Its purpose is to Just Knights Response Team The JKRT is responsible for clearing any incidents involving bias on UCF campuses. The JKRT is responsible for receiving, monitoring, referring, and, if necessary, coordinating university resources in response to incidents that affect the university community.

This team is made up UCF staff and faculty. It provides students with a space to share their experiences and to receive comprehensive answers.

The JKRT policy is described as follows.

Just Knights Response Team, also known as JKRT (Just Knights Response Team), is an interdivisional organization that examines bias incidences to help coordinate university resources in the development of efficient interventions and preventive programming. JKRT provides timely intervention to incidents while respecting the rights of all involved. JKRT interventions and programming should be educational in nature. The JKRT will include a range of activities, including mediation, counseling, training and counseling, as well as discussion. The JKRT will encourage campus civility through the participation of those affected by bias incidents.

Student who believes he was the victim of bias can anonymously report the incident through the JKRT website. You will need to provide details about the incident, such as date, place, and other pertinent information.To “list” the people involved and their desired outcome, According to the JKRT, information about a student complainant may be shared with “Office of Student Conduct,” “Office of Student Rights and Responsibility,” and “UCF Police Department.”

{If a UCF student has been accused of engaging in bias-related behavior, the JKRT informs the student by sending the following email.


My name’s [INSERT NAME]. University of Central Florida has a policy of monitoring patterns of bias in the university. As a University employee, I serve on the Just Knights Response Team.

Just Knights Response Team, also known as JKRT (Just Knights Response Team), is an interdivisional organization that examines bias incidences to help coordinate university resources in the development of efficient interventions and preventive programming. JKRT provides timely intervention for incidents while respecting the rights of all involved. JKRT interventions and programming should be educational in nature. The interventions include a range of activities such as discussion, mediation and counseling. The JKRT will encourage campus civility through the participation of those affected by bias incidents.

JKRT does not extend UCF Human Resources or the Office of Student Rights and Responsibilities. Our authority is not to issue punitive actions. While we value privacy and anonymity, there are times when certain information must be disclosed to university officials (ex. Title IX violations, criminal activities and/or imminent dangers are not permitted.

A report has been received about an incident that you might have reported or participated in. This is a matter for which I am interested in speaking with you. Your participation is voluntary.

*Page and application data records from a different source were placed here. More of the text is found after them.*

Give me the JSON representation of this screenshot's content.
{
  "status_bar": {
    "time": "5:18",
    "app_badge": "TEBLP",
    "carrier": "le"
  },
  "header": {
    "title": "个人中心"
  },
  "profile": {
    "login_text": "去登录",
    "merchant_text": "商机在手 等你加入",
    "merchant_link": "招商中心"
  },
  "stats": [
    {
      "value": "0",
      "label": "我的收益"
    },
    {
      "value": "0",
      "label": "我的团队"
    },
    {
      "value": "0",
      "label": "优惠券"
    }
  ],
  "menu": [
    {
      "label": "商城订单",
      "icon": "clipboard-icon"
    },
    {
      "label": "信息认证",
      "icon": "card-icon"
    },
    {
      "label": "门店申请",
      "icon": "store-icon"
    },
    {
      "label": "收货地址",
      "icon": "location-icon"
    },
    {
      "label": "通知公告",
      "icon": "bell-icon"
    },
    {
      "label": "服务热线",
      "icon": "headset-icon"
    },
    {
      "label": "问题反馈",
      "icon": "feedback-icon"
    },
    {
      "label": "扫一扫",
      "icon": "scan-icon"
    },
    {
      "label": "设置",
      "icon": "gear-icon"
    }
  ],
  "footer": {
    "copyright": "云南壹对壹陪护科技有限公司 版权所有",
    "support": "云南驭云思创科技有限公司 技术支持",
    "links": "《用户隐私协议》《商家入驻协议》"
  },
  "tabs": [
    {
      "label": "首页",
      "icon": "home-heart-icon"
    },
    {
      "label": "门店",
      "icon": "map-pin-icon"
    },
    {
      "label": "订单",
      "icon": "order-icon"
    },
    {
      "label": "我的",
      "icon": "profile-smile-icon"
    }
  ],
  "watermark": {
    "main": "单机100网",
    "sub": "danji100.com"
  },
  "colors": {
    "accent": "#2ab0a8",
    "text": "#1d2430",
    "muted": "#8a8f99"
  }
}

You can reach me by replying with your preferred contact number. To schedule an appointment for me to call or to speak by phone, I will contact you. If you don’t respond within two weeks I will conclude that there is no interest to speak with me.

Ich freue mich, to hear from you.


University of Central Florida}